As you can imagine there are boats of all shapes, sizes and builds on the River Thames, these are just a few that drew my attention for various reasons...
Three men in a boat!
Tied up to the post, one of them had a fishing rod about 3-feet long and I watched as he caught more fish (albeit small ones) than I’ve ever seen a towpath fisherman catch!
Local Fire & Rescue inflatable off on a training run in the weir stream
… and this one.
It’s huge, it’s beautiful and it goes fast. Far too fast!

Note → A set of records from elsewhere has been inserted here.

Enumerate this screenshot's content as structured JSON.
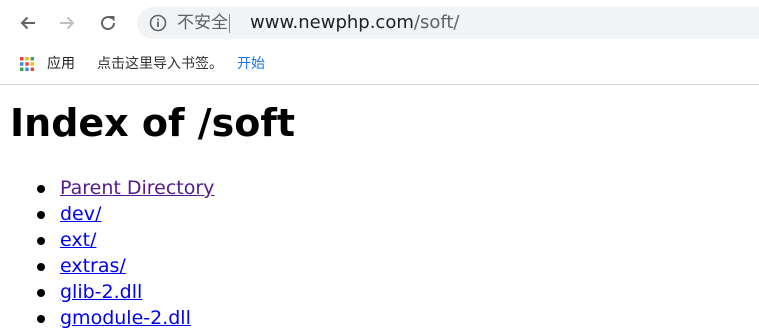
{
  "browser": {
    "insecure_label": "不安全",
    "url_host": "www.newphp.com",
    "url_path": "/soft/"
  },
  "bookmarks_bar": {
    "apps_label": "应用",
    "hint_text": "点击这里导入书签。",
    "hint_link": "开始"
  },
  "page": {
    "title": "Index of /soft",
    "items": [
      {
        "label": "Parent Directory",
        "visited": true
      },
      {
        "label": "dev/",
        "visited": false
      },
      {
        "label": "ext/",
        "visited": false
      },
      {
        "label": "extras/",
        "visited": false
      },
      {
        "label": "glib-2.dll",
        "visited": false
      },
      {
        "label": "gmodule-2.dll",
        "visited": false
      }
    ]
  }
}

We were on moorings in the cutting below Marlow Lock securely tied to mooring rings with springs attached to ensure that we didn’t move to and fro when boats passed us to and from the lock, which was fine most of the time… except for this boat which last Friday came into the cut to the lock so fast that it caused Still Rockin’ to rock alarmingly and bang into the side of the jetty on which we were moored. George was washing the roof and was lucky not to be thrown off and Molly (who is now nearly blind) panicked and ran through the boat and onto the deck without me even seeing her flee past me! I complained to the lock keeper and he reported the incident to the Temple Lock Keeper asking him to have a word with Judith R's skipper as it came through and discovered that an EA enforcement officer was working in the area who would also be informed. Just in case this didn’t happen I also emailed the complaint to the Environment Agency but have so far not received a reply apart from the acknowledgement of the email.
Judith R is a very interesting vessel, built as a luxury commuter yacht in 1935 on Lake Michigan about 100 miles north of Chicago for the President of Paramount Pictures Barney Balaban. She is named after is daughter Judith Rose Balaban who still lives in Hollywood and was Matron of Honour to Grace Kelly at her wedding with Prince Rainier in Monaco. There is lots of very interesting information on the internet for Barney Balaban and motor yacht Judith R including a case study of the boat’s owners, history and restoration at Wootten’s boatyard which can be seen from the downstream lock landing at Hurley.